- Practice, don’t work out: most of getting stronger is about using your muscles effectively, which means paying attention and being strict with your form. For our day to day sessions we don’t want to be punishing ourselves or going to our limits. Take long rests and keep yourself fresh for the rest of the day.
- Maximise tension: even if an exercise mainly works one part of the body, the rest of the body should be held as tight as possible. This increases the effect on the whole body, protects the joints, and allows the working muscles to produce more force.
- Keep it simple: work only a handful of exercises, but choose them carefully and do them perfectly. You won’t need all day or a whole home gym of equipment.
If you’re training already, try applying these principles to what you’re doing already. Otherwise, look out for our exercise selection next time.
Where should Co-operation Birmingham go next? What we have achieved collectively over these past few months has been monumental. From a small idea of repurposing a cafe we have grown into an organisation delivering over 10,000 meals and supporting our city in such a fundamental way have been inspiring but we know from economic forecasts and from what we see with our own eyes that even as the loosening of the lockdown begins we are faced with lots of other pressing matters affecting our community.
In the last decades, the idea of the commons have gained ground around the world. In feudal England, the commons were shared areas (mostly woods and pasture lands) that people could access and self-manage to get basic resources such as firewood, foraged food or grazing for their cattle. In a mostly rural society, peasants were exploited by landowners and relied on the commons for survival. In a 21st century urban context, the commons need to be reinvented. However, they respond to a very similar problematic than they did centuries ago: the dispossession of the working people of the wealth they produce.
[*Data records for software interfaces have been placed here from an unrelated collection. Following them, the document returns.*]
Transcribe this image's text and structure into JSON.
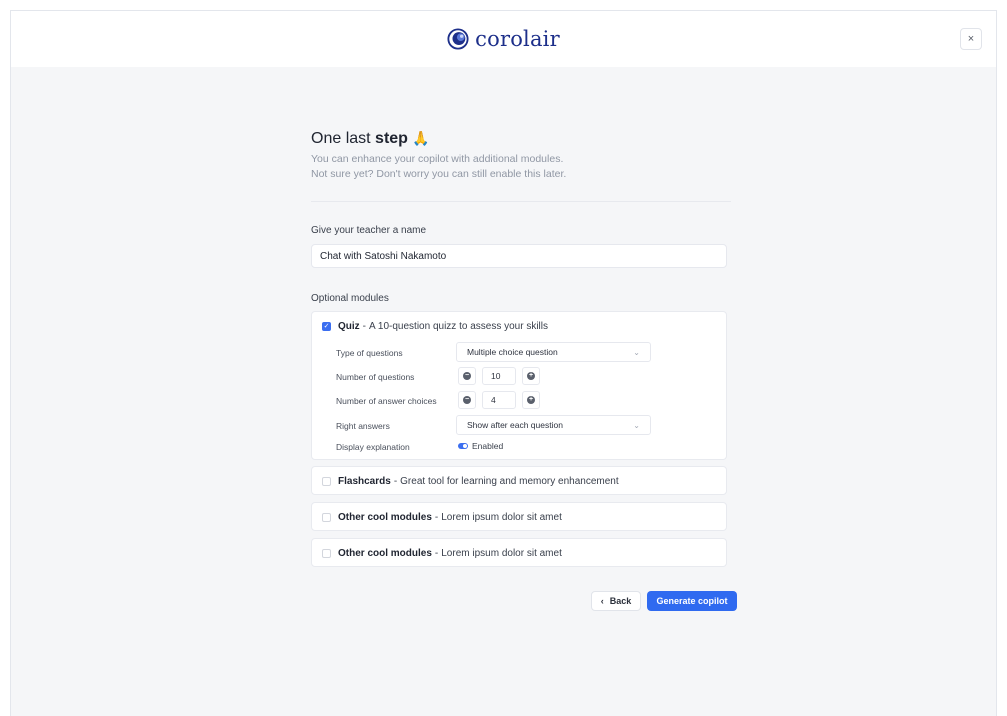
{
  "header": {
    "brand": "corolair",
    "close_label": "×"
  },
  "intro": {
    "title_prefix": "One last",
    "title_bold": "step",
    "title_emoji": "🙏",
    "subtitle_line1": "You can enhance your copilot with additional modules.",
    "subtitle_line2": "Not sure yet? Don't worry you can still enable this later."
  },
  "name_field": {
    "label": "Give your teacher a name",
    "value": "Chat with Satoshi Nakamoto"
  },
  "modules": {
    "section_label": "Optional modules",
    "quiz": {
      "checked": true,
      "name": "Quiz",
      "description": "A 10-question quizz to assess your skills",
      "options": {
        "type_label": "Type of questions",
        "type_value": "Multiple choice question",
        "num_questions_label": "Number of questions",
        "num_questions_value": "10",
        "num_choices_label": "Number of answer choices",
        "num_choices_value": "4",
        "right_answers_label": "Right answers",
        "right_answers_value": "Show after each question",
        "explanation_label": "Display explanation",
        "explanation_value": "Enabled"
      }
    },
    "flashcards": {
      "checked": false,
      "name": "Flashcards",
      "description": "Great tool for learning and memory enhancement"
    },
    "other1": {
      "checked": false,
      "name": "Other cool modules",
      "description": "Lorem ipsum dolor sit amet"
    },
    "other2": {
      "checked": false,
      "name": "Other cool modules",
      "description": "Lorem ipsum dolor sit amet"
    }
  },
  "actions": {
    "back_icon": "‹",
    "back_label": "Back",
    "generate_label": "Generate copilot"
  },
  "colors": {
    "accent": "#2f6af0",
    "brand": "#1d2f8a",
    "background": "#f5f6f8"
  },
  "icons": {
    "chevron": "⌄",
    "minus": "−",
    "plus": "+",
    "check": "✓"
  }
}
The Covid-19 pandemic is exacerbating the already existing inequalities in society: the rich are getting richer and the rest have direr futures than ever. That is why we need to reclaim a new commons as a self-organised alternative to provide for ourselves. Solidarity is at the heart of the commons. We need to stand together with each other regardless of our race, gender or nationality; and support those who are worse of than us. Self-organisation is another important concept. Building a new commons means taking control of our lives… Democracy is the third pillar of the commons. But a form of democracy in which we all have the possibility to be part of decision-making and where we ensure that everyone is given the opportunity to being part of the process.
We have been thinking about all this in Co-operation Birmingham and trying to work out collectively where to go next. Food is such an important part of what we do but there’s more to it than just eating, there’s soil and growing and there’s the delivering and sharing too - how can we link these together and form a new commons in the city?
As the situation changes we are adapting!
Our base, The Warehouse Cafe is beginning to plan for reopening, and the governments furlough scheme is being rashly cut short forcing many of our participants back to work, so we are looking for ways to keep going sustainably.
We have already stopped taking new orders, so that the overall number of meals to prepare starts to go down. We will continue to support existing orders for as long as we can.
From the end of June we have switched to preparing meals four days a week and doing double deliveries of food to make it easier in terms of participants needed in the kitchen and backroom/ The kitchen will continue to prepare the same number of portions overall though.